**Records for the exercise:**
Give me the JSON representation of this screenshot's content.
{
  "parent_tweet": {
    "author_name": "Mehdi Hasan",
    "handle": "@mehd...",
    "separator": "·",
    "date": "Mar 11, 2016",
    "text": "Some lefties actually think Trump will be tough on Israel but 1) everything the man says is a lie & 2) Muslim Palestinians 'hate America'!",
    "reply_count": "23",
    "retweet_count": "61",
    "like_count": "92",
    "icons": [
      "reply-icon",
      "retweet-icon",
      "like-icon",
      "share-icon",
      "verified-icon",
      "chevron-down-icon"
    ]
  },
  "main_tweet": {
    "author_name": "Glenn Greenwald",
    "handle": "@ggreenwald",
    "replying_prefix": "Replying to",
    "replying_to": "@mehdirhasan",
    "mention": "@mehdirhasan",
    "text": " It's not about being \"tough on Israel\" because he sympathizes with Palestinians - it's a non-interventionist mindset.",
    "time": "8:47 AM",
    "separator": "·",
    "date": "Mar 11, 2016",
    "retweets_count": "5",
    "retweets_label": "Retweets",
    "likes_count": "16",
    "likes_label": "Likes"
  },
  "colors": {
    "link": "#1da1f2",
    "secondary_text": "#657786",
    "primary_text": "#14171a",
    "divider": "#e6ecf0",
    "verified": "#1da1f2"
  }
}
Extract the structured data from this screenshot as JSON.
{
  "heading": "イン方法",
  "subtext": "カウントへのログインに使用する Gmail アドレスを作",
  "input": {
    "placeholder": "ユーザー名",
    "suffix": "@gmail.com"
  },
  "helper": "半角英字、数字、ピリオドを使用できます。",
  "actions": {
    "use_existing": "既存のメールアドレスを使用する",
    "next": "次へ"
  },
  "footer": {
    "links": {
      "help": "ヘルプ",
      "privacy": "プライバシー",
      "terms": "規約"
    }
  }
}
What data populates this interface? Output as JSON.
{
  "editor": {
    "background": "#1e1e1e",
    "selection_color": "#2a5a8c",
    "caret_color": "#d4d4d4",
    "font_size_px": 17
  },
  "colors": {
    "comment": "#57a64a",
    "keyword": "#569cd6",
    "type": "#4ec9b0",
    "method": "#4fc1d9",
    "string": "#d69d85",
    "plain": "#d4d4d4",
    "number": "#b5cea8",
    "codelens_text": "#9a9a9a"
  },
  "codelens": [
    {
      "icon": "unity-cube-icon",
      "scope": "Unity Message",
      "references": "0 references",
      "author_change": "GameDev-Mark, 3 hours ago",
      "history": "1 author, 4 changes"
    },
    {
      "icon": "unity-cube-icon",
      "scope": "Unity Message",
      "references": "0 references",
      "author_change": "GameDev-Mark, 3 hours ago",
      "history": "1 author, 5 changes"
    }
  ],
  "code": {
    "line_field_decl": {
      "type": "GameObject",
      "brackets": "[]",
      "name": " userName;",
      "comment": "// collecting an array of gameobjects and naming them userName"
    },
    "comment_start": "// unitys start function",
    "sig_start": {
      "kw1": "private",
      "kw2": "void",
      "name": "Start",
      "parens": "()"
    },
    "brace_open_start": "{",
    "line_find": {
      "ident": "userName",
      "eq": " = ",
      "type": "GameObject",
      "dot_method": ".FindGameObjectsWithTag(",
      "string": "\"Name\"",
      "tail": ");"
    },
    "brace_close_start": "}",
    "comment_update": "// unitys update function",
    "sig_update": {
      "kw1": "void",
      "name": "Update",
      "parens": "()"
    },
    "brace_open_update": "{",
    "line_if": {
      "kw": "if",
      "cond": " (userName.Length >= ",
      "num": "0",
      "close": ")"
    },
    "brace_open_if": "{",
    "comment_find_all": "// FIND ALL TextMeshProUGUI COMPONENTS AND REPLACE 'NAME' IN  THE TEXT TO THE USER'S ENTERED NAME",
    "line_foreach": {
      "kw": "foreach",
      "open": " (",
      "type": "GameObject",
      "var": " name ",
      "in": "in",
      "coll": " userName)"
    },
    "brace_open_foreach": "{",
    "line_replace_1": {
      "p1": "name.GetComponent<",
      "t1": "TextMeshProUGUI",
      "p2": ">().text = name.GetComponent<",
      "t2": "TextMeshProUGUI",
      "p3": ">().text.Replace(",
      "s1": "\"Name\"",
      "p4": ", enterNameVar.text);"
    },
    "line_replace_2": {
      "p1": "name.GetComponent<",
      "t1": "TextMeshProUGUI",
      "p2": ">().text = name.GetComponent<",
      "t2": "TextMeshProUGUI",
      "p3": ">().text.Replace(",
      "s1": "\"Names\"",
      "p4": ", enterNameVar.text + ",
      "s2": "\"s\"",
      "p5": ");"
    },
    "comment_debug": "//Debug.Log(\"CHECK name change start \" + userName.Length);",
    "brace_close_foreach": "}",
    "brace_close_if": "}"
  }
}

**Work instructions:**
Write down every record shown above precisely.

**Your response:**
Give me the JSON representation of this screenshot's content.
{
  "parent_tweet": {
    "author_name": "Mehdi Hasan",
    "handle": "@mehd...",
    "separator": "·",
    "date": "Mar 11, 2016",
    "text": "Some lefties actually think Trump will be tough on Israel but 1) everything the man says is a lie & 2) Muslim Palestinians 'hate America'!",
    "reply_count": "23",
    "retweet_count": "61",
    "like_count": "92",
    "icons": [
      "reply-icon",
      "retweet-icon",
      "like-icon",
      "share-icon",
      "verified-icon",
      "chevron-down-icon"
    ]
  },
  "main_tweet": {
    "author_name": "Glenn Greenwald",
    "handle": "@ggreenwald",
    "replying_prefix": "Replying to",
    "replying_to": "@mehdirhasan",
    "mention": "@mehdirhasan",
    "text": " It's not about being \"tough on Israel\" because he sympathizes with Palestinians - it's a non-interventionist mindset.",
    "time": "8:47 AM",
    "separator": "·",
    "date": "Mar 11, 2016",
    "retweets_count": "5",
    "retweets_label": "Retweets",
    "likes_count": "16",
    "likes_label": "Likes"
  },
  "colors": {
    "link": "#1da1f2",
    "secondary_text": "#657786",
    "primary_text": "#14171a",
    "divider": "#e6ecf0",
    "verified": "#1da1f2"
  }
}
Extract the structured data from this screenshot as JSON.
{
  "heading": "イン方法",
  "subtext": "カウントへのログインに使用する Gmail アドレスを作",
  "input": {
    "placeholder": "ユーザー名",
    "suffix": "@gmail.com"
  },
  "helper": "半角英字、数字、ピリオドを使用できます。",
  "actions": {
    "use_existing": "既存のメールアドレスを使用する",
    "next": "次へ"
  },
  "footer": {
    "links": {
      "help": "ヘルプ",
      "privacy": "プライバシー",
      "terms": "規約"
    }
  }
}
What data populates this interface? Output as JSON.
{
  "editor": {
    "background": "#1e1e1e",
    "selection_color": "#2a5a8c",
    "caret_color": "#d4d4d4",
    "font_size_px": 17
  },
  "colors": {
    "comment": "#57a64a",
    "keyword": "#569cd6",
    "type": "#4ec9b0",
    "method": "#4fc1d9",
    "string": "#d69d85",
    "plain": "#d4d4d4",
    "number": "#b5cea8",
    "codelens_text": "#9a9a9a"
  },
  "codelens": [
    {
      "icon": "unity-cube-icon",
      "scope": "Unity Message",
      "references": "0 references",
      "author_change": "GameDev-Mark, 3 hours ago",
      "history": "1 author, 4 changes"
    },
    {
      "icon": "unity-cube-icon",
      "scope": "Unity Message",
      "references": "0 references",
      "author_change": "GameDev-Mark, 3 hours ago",
      "history": "1 author, 5 changes"
    }
  ],
  "code": {
    "line_field_decl": {
      "type": "GameObject",
      "brackets": "[]",
      "name": " userName;",
      "comment": "// collecting an array of gameobjects and naming them userName"
    },
    "comment_start": "// unitys start function",
    "sig_start": {
      "kw1": "private",
      "kw2": "void",
      "name": "Start",
      "parens": "()"
    },
    "brace_open_start": "{",
    "line_find": {
      "ident": "userName",
      "eq": " = ",
      "type": "GameObject",
      "dot_method": ".FindGameObjectsWithTag(",
      "string": "\"Name\"",
      "tail": ");"
    },
    "brace_close_start": "}",
    "comment_update": "// unitys update function",
    "sig_update": {
      "kw1": "void",
      "name": "Update",
      "parens": "()"
    },
    "brace_open_update": "{",
    "line_if": {
      "kw": "if",
      "cond": " (userName.Length >= ",
      "num": "0",
      "close": ")"
    },
    "brace_open_if": "{",
    "comment_find_all": "// FIND ALL TextMeshProUGUI COMPONENTS AND REPLACE 'NAME' IN  THE TEXT TO THE USER'S ENTERED NAME",
    "line_foreach": {
      "kw": "foreach",
      "open": " (",
      "type": "GameObject",
      "var": " name ",
      "in": "in",
      "coll": " userName)"
    },
    "brace_open_foreach": "{",
    "line_replace_1": {
      "p1": "name.GetComponent<",
      "t1": "TextMeshProUGUI",
      "p2": ">().text = name.GetComponent<",
      "t2": "TextMeshProUGUI",
      "p3": ">().text.Replace(",
      "s1": "\"Name\"",
      "p4": ", enterNameVar.text);"
    },
    "line_replace_2": {
      "p1": "name.GetComponent<",
      "t1": "TextMeshProUGUI",
      "p2": ">().text = name.GetComponent<",
      "t2": "TextMeshProUGUI",
      "p3": ">().text.Replace(",
      "s1": "\"Names\"",
      "p4": ", enterNameVar.text + ",
      "s2": "\"s\"",
      "p5": ");"
    },
    "comment_debug": "//Debug.Log(\"CHECK name change start \" + userName.Length);",
    "brace_close_foreach": "}",
    "brace_close_if": "}"
  }
}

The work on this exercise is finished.